Task details
Write back each entry precisely as it is given.

[Dataset rows describing interfaces]
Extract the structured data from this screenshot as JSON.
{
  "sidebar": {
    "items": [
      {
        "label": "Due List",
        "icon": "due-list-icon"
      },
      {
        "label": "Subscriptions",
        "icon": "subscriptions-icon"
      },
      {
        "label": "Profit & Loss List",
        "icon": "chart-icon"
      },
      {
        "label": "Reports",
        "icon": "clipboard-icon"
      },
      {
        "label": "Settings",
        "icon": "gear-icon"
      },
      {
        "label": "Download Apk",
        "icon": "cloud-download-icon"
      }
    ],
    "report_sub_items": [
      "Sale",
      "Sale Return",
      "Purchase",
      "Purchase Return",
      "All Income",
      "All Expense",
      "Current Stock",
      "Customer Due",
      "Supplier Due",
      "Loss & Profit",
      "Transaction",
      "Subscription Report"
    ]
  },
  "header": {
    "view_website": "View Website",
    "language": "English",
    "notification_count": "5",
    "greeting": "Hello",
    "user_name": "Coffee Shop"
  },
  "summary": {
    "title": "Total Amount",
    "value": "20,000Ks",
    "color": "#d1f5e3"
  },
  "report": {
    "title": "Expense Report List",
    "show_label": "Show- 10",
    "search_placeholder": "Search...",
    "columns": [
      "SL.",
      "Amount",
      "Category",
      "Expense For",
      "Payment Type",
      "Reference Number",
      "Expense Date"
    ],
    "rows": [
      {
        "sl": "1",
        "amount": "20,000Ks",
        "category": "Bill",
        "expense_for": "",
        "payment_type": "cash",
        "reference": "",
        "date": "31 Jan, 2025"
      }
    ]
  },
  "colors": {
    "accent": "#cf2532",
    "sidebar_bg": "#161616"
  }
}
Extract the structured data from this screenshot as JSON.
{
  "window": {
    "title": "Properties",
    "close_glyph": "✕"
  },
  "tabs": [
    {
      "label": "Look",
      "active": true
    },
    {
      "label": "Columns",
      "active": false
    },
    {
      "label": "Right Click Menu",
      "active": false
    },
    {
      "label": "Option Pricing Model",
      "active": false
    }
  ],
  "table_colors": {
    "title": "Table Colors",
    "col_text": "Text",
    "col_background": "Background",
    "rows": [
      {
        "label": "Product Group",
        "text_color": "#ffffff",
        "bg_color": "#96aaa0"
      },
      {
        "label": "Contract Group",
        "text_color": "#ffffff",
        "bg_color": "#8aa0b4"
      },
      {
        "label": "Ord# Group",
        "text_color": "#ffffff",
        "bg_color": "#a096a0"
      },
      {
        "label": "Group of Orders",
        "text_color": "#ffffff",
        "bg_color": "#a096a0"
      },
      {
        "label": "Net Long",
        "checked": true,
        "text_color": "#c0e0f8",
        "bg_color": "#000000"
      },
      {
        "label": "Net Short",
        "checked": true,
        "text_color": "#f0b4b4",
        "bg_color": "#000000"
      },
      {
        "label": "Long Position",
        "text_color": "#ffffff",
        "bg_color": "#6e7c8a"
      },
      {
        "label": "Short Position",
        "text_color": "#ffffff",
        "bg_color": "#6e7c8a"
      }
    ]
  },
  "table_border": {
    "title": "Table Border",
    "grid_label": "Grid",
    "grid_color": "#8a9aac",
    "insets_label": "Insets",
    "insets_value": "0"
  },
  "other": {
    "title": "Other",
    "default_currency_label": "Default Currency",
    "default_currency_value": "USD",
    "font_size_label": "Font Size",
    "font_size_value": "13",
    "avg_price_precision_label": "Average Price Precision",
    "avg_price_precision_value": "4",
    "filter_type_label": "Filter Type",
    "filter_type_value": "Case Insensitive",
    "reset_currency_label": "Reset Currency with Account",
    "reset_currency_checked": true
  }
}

Answer to this task
Extract the structured data from this screenshot as JSON.
{
  "sidebar": {
    "items": [
      {
        "label": "Due List",
        "icon": "due-list-icon"
      },
      {
        "label": "Subscriptions",
        "icon": "subscriptions-icon"
      },
      {
        "label": "Profit & Loss List",
        "icon": "chart-icon"
      },
      {
        "label": "Reports",
        "icon": "clipboard-icon"
      },
      {
        "label": "Settings",
        "icon": "gear-icon"
      },
      {
        "label": "Download Apk",
        "icon": "cloud-download-icon"
      }
    ],
    "report_sub_items": [
      "Sale",
      "Sale Return",
      "Purchase",
      "Purchase Return",
      "All Income",
      "All Expense",
      "Current Stock",
      "Customer Due",
      "Supplier Due",
      "Loss & Profit",
      "Transaction",
      "Subscription Report"
    ]
  },
  "header": {
    "view_website": "View Website",
    "language": "English",
    "notification_count": "5",
    "greeting": "Hello",
    "user_name": "Coffee Shop"
  },
  "summary": {
    "title": "Total Amount",
    "value": "20,000Ks",
    "color": "#d1f5e3"
  },
  "report": {
    "title": "Expense Report List",
    "show_label": "Show- 10",
    "search_placeholder": "Search...",
    "columns": [
      "SL.",
      "Amount",
      "Category",
      "Expense For",
      "Payment Type",
      "Reference Number",
      "Expense Date"
    ],
    "rows": [
      {
        "sl": "1",
        "amount": "20,000Ks",
        "category": "Bill",
        "expense_for": "",
        "payment_type": "cash",
        "reference": "",
        "date": "31 Jan, 2025"
      }
    ]
  },
  "colors": {
    "accent": "#cf2532",
    "sidebar_bg": "#161616"
  }
}
Extract the structured data from this screenshot as JSON.
{
  "window": {
    "title": "Properties",
    "close_glyph": "✕"
  },
  "tabs": [
    {
      "label": "Look",
      "active": true
    },
    {
      "label": "Columns",
      "active": false
    },
    {
      "label": "Right Click Menu",
      "active": false
    },
    {
      "label": "Option Pricing Model",
      "active": false
    }
  ],
  "table_colors": {
    "title": "Table Colors",
    "col_text": "Text",
    "col_background": "Background",
    "rows": [
      {
        "label": "Product Group",
        "text_color": "#ffffff",
        "bg_color": "#96aaa0"
      },
      {
        "label": "Contract Group",
        "text_color": "#ffffff",
        "bg_color": "#8aa0b4"
      },
      {
        "label": "Ord# Group",
        "text_color": "#ffffff",
        "bg_color": "#a096a0"
      },
      {
        "label": "Group of Orders",
        "text_color": "#ffffff",
        "bg_color": "#a096a0"
      },
      {
        "label": "Net Long",
        "checked": true,
        "text_color": "#c0e0f8",
        "bg_color": "#000000"
      },
      {
        "label": "Net Short",
        "checked": true,
        "text_color": "#f0b4b4",
        "bg_color": "#000000"
      },
      {
        "label": "Long Position",
        "text_color": "#ffffff",
        "bg_color": "#6e7c8a"
      },
      {
        "label": "Short Position",
        "text_color": "#ffffff",
        "bg_color": "#6e7c8a"
      }
    ]
  },
  "table_border": {
    "title": "Table Border",
    "grid_label": "Grid",
    "grid_color": "#8a9aac",
    "insets_label": "Insets",
    "insets_value": "0"
  },
  "other": {
    "title": "Other",
    "default_currency_label": "Default Currency",
    "default_currency_value": "USD",
    "font_size_label": "Font Size",
    "font_size_value": "13",
    "avg_price_precision_label": "Average Price Precision",
    "avg_price_precision_value": "4",
    "filter_type_label": "Filter Type",
    "filter_type_value": "Case Insensitive",
    "reset_currency_label": "Reset Currency with Account",
    "reset_currency_checked": true
  }
}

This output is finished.